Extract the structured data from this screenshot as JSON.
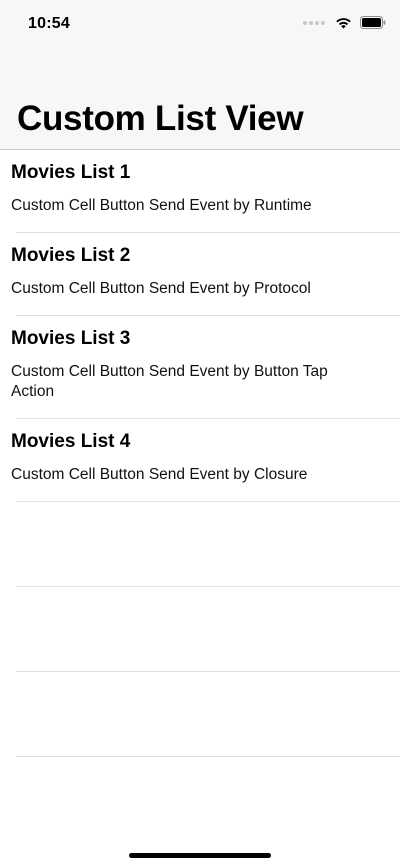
{
  "status_bar": {
    "time": "10:54",
    "icons": [
      "signal-dots-icon",
      "wifi-icon",
      "battery-icon"
    ]
  },
  "nav": {
    "title": "Custom List View"
  },
  "list": {
    "items": [
      {
        "title": "Movies List 1",
        "subtitle": "Custom Cell Button Send Event by Runtime"
      },
      {
        "title": "Movies List 2",
        "subtitle": "Custom Cell Button Send Event by Protocol"
      },
      {
        "title": "Movies List 3",
        "subtitle": "Custom Cell Button Send Event by Button Tap Action"
      },
      {
        "title": "Movies List 4",
        "subtitle": "Custom Cell Button Send Event by Closure"
      }
    ]
  },
  "colors": {
    "bar_background": "#f7f7f7",
    "separator": "#e0e0e0",
    "text": "#000000"
  }
}
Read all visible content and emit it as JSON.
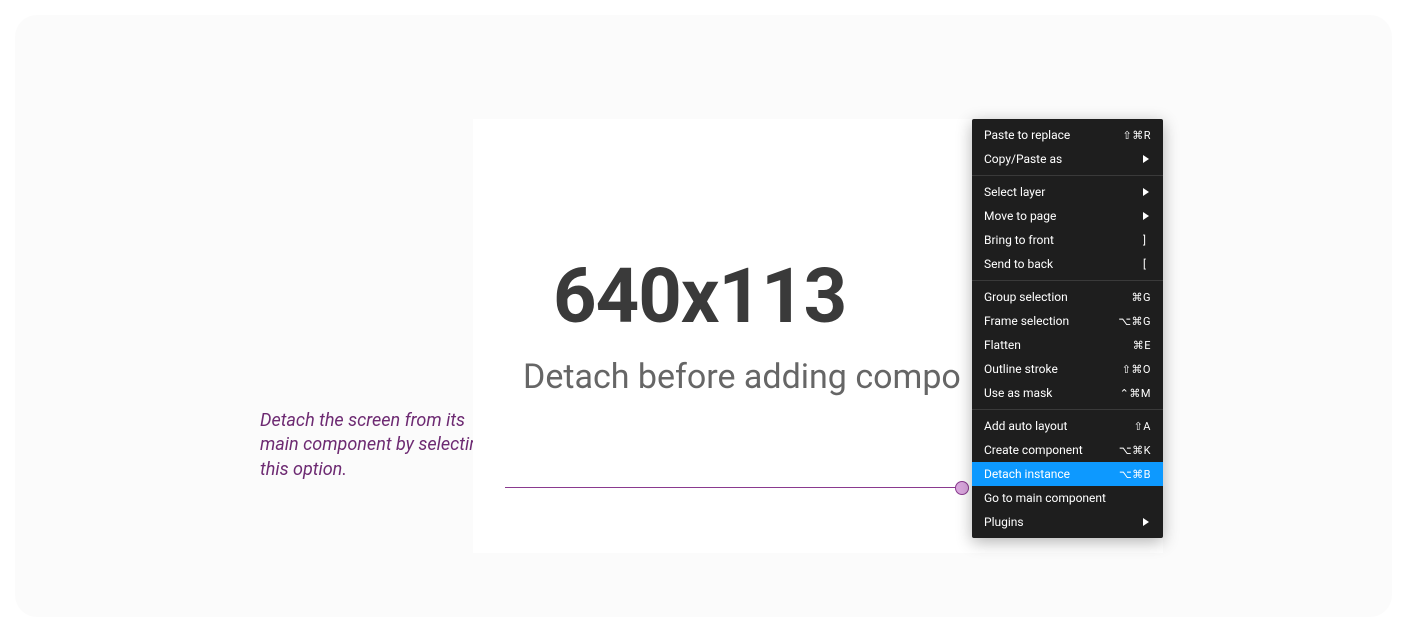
{
  "annotation": {
    "text": "Detach the screen from its main component by selecting this option."
  },
  "canvas": {
    "dimensions": "640x113",
    "subtitle": "Detach before adding compo"
  },
  "menu": {
    "groups": [
      {
        "items": [
          {
            "label": "Paste to replace",
            "shortcut": "⇧⌘R",
            "submenu": false,
            "highlight": false
          },
          {
            "label": "Copy/Paste as",
            "shortcut": "",
            "submenu": true,
            "highlight": false
          }
        ]
      },
      {
        "items": [
          {
            "label": "Select layer",
            "shortcut": "",
            "submenu": true,
            "highlight": false
          },
          {
            "label": "Move to page",
            "shortcut": "",
            "submenu": true,
            "highlight": false
          },
          {
            "label": "Bring to front",
            "shortcut": "]",
            "submenu": false,
            "highlight": false
          },
          {
            "label": "Send to back",
            "shortcut": "[",
            "submenu": false,
            "highlight": false
          }
        ]
      },
      {
        "items": [
          {
            "label": "Group selection",
            "shortcut": "⌘G",
            "submenu": false,
            "highlight": false
          },
          {
            "label": "Frame selection",
            "shortcut": "⌥⌘G",
            "submenu": false,
            "highlight": false
          },
          {
            "label": "Flatten",
            "shortcut": "⌘E",
            "submenu": false,
            "highlight": false
          },
          {
            "label": "Outline stroke",
            "shortcut": "⇧⌘O",
            "submenu": false,
            "highlight": false
          },
          {
            "label": "Use as mask",
            "shortcut": "⌃⌘M",
            "submenu": false,
            "highlight": false
          }
        ]
      },
      {
        "items": [
          {
            "label": "Add auto layout",
            "shortcut": "⇧A",
            "submenu": false,
            "highlight": false
          },
          {
            "label": "Create component",
            "shortcut": "⌥⌘K",
            "submenu": false,
            "highlight": false
          },
          {
            "label": "Detach instance",
            "shortcut": "⌥⌘B",
            "submenu": false,
            "highlight": true
          },
          {
            "label": "Go to main component",
            "shortcut": "",
            "submenu": false,
            "highlight": false
          },
          {
            "label": "Plugins",
            "shortcut": "",
            "submenu": true,
            "highlight": false
          }
        ]
      }
    ]
  }
}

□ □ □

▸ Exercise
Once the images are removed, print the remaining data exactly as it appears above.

▸ Solved problem
Extract the structured data from this screenshot as JSON.
{
  "status_bar": {
    "time": "10:54",
    "icons": [
      "signal-dots-icon",
      "wifi-icon",
      "battery-icon"
    ]
  },
  "nav": {
    "title": "Custom List View"
  },
  "list": {
    "items": [
      {
        "title": "Movies List 1",
        "subtitle": "Custom Cell Button Send Event by Runtime"
      },
      {
        "title": "Movies List 2",
        "subtitle": "Custom Cell Button Send Event by Protocol"
      },
      {
        "title": "Movies List 3",
        "subtitle": "Custom Cell Button Send Event by Button Tap Action"
      },
      {
        "title": "Movies List 4",
        "subtitle": "Custom Cell Button Send Event by Closure"
      }
    ]
  },
  "colors": {
    "bar_background": "#f7f7f7",
    "separator": "#e0e0e0",
    "text": "#000000"
  }
}
Read all visible content and emit it as JSON.
{
  "annotation": {
    "text": "Detach the screen from its main component by selecting this option."
  },
  "canvas": {
    "dimensions": "640x113",
    "subtitle": "Detach before adding compo"
  },
  "menu": {
    "groups": [
      {
        "items": [
          {
            "label": "Paste to replace",
            "shortcut": "⇧⌘R",
            "submenu": false,
            "highlight": false
          },
          {
            "label": "Copy/Paste as",
            "shortcut": "",
            "submenu": true,
            "highlight": false
          }
        ]
      },
      {
        "items": [
          {
            "label": "Select layer",
            "shortcut": "",
            "submenu": true,
            "highlight": false
          },
          {
            "label": "Move to page",
            "shortcut": "",
            "submenu": true,
            "highlight": false
          },
          {
            "label": "Bring to front",
            "shortcut": "]",
            "submenu": false,
            "highlight": false
          },
          {
            "label": "Send to back",
            "shortcut": "[",
            "submenu": false,
            "highlight": false
          }
        ]
      },
      {
        "items": [
          {
            "label": "Group selection",
            "shortcut": "⌘G",
            "submenu": false,
            "highlight": false
          },
          {
            "label": "Frame selection",
            "shortcut": "⌥⌘G",
            "submenu": false,
            "highlight": false
          },
          {
            "label": "Flatten",
            "shortcut": "⌘E",
            "submenu": false,
            "highlight": false
          },
          {
            "label": "Outline stroke",
            "shortcut": "⇧⌘O",
            "submenu": false,
            "highlight": false
          },
          {
            "label": "Use as mask",
            "shortcut": "⌃⌘M",
            "submenu": false,
            "highlight": false
          }
        ]
      },
      {
        "items": [
          {
            "label": "Add auto layout",
            "shortcut": "⇧A",
            "submenu": false,
            "highlight": false
          },
          {
            "label": "Create component",
            "shortcut": "⌥⌘K",
            "submenu": false,
            "highlight": false
          },
          {
            "label": "Detach instance",
            "shortcut": "⌥⌘B",
            "submenu": false,
            "highlight": true
          },
          {
            "label": "Go to main component",
            "shortcut": "",
            "submenu": false,
            "highlight": false
          },
          {
            "label": "Plugins",
            "shortcut": "",
            "submenu": true,
            "highlight": false
          }
        ]
      }
    ]
  }
}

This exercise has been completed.